Just as software developers use SRE tools to accelerate development without impacting software quality or performance, device developers can use DRE to get to market quicker with a quality device that can be updated regularly for premium performance. Below are a few tips for adopting DRE in your development team.
Tip 1: Build with bugs in mind. Device developers know it’s impossible to anticipate each end user’s input and the operating environment they subject it to. Rather than waiting on release days for frustrated users to report bugs on Reddit threads, developers should adopt a more proactive development approach, anticipating that bugs will surface and planning for regular fixes and updates as part of the device lifecycle.
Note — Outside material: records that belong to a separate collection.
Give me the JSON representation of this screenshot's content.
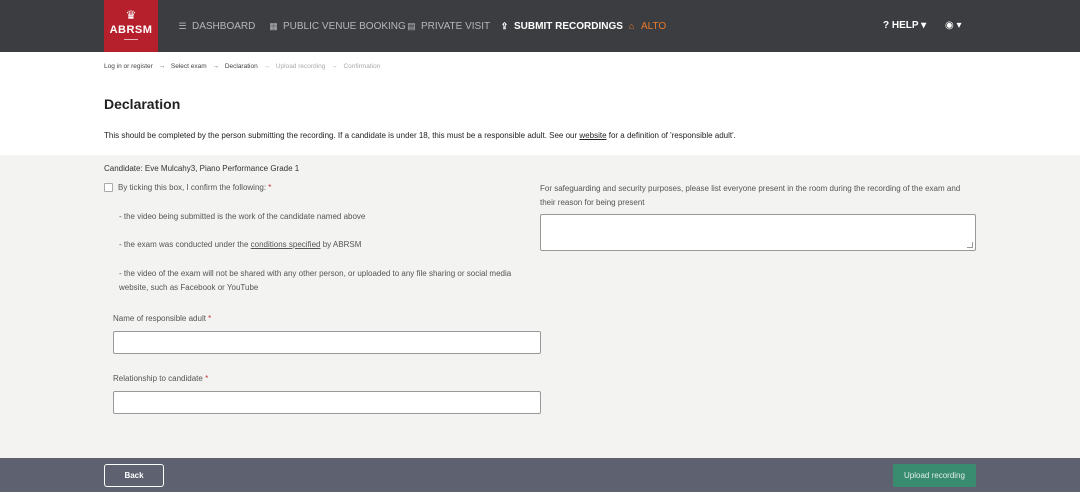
{
  "brand": {
    "name": "ABRSM",
    "crown_icon": "crown-icon"
  },
  "nav": {
    "dashboard": "DASHBOARD",
    "public_venue": "PUBLIC VENUE BOOKING",
    "private_visit": "PRIVATE VISIT",
    "submit_recordings": "SUBMIT RECORDINGS",
    "alto": "ALTO",
    "help": "HELP",
    "accent_color": "#e97a2c",
    "brand_color": "#b6202c"
  },
  "breadcrumb": {
    "step1": "Log in or register",
    "step2": "Select exam",
    "step3": "Declaration",
    "step4": "Upload recording",
    "step5": "Confirmation",
    "separator": "→"
  },
  "page": {
    "title": "Declaration",
    "intro_before": "This should be completed by the person submitting the recording. If a candidate is under 18, this must be a responsible adult. See our ",
    "intro_link": "website",
    "intro_after": " for a definition of 'responsible adult'."
  },
  "form": {
    "candidate": "Candidate: Eve Mulcahy3, Piano Performance Grade 1",
    "confirm_label": "By ticking this box, I confirm the following: ",
    "required_mark": "*",
    "bullet1": "- the video being submitted is the work of the candidate named above",
    "bullet2_before": "- the exam was conducted under the ",
    "bullet2_link": "conditions specified",
    "bullet2_after": " by ABRSM",
    "bullet3": "- the video of the exam will not be shared with any other person, or uploaded to any file sharing or social media website, such as Facebook or YouTube",
    "name_label": "Name of responsible adult ",
    "name_value": "",
    "relationship_label": "Relationship to candidate ",
    "relationship_value": "",
    "safeguarding_text": "For safeguarding and security purposes, please list everyone present in the room during the recording of the exam and their reason for being present",
    "safeguarding_value": ""
  },
  "footer": {
    "back": "Back",
    "upload": "Upload recording",
    "upload_color": "#3a8c70"
  }
}
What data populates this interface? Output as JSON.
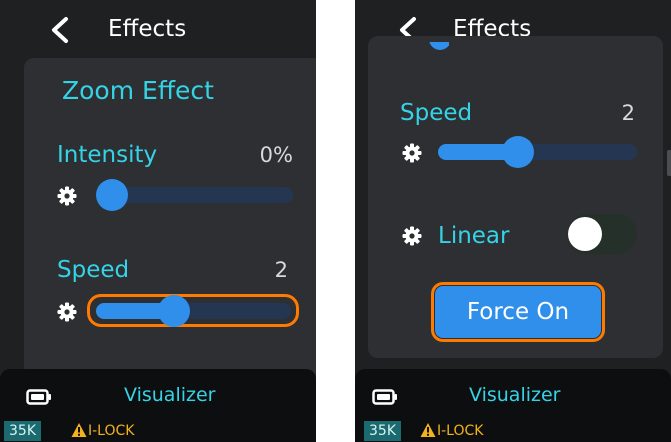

In practice, that would include ensuring that devices can be reset to either factory conditions or an old firmware version, or establish a minimal firmware route. This approach also allows teams to follow a Day-0 workflow; this allows firmware to be frozen in a bare minimum state so teams ship products with the full knowledge and expectation that algorithms will be continuously improved and devices will be updated after they’ve shipped.
Tip 2: Actively account for security. When shipping products, developers must have a plan for how to update them in case of breaches or known vulnerabilities that will need to be patched. Other essential security steps include signing firmware updates and requiring firmware validation on a device and anti-rollback mechanisms, ensuring secure delivery and an unencrypted state in transit. Another security must: ensuring that third-party libraries remain up-to-date. Because third-party code is common and often responsible for critical functionality like connectivity or cryptography, developers need to have insight into third-party code, including its license(s) and available support.
Tip 3: Be prepared to monitor. It’s not enough to just get a product to market. Today’s devices must work well and provide unique features, with regular updates, and function flawlessly with other applications, platforms, and devices—all while keeping customer data safe. Remote monitoring of devices in the field is critical to visibility into a fleet’s health, as well as to meeting the rising demands of users. The development cycle essentially extends into post-production to meet the needs for device monitoring. Over-the-air (OTA) monitoring of metrics (e.g., battery life, Bluetooth connectivity, crash-free hours, mean time between failures) allows issues to be detected—and repaired–with little disruption to the user, often before they’re even aware.
Software teams know well that reliability engineering tools lead to better overall products. Through device reliability engineering, teams can adopt a dynamic, observable, and highly efficient approach. The result: getting—and keeping—lasting products in the hands of loyal customers.
(Copyright: IoT News IoT devices that last: The role of device reliability engineering (iottechnews.com)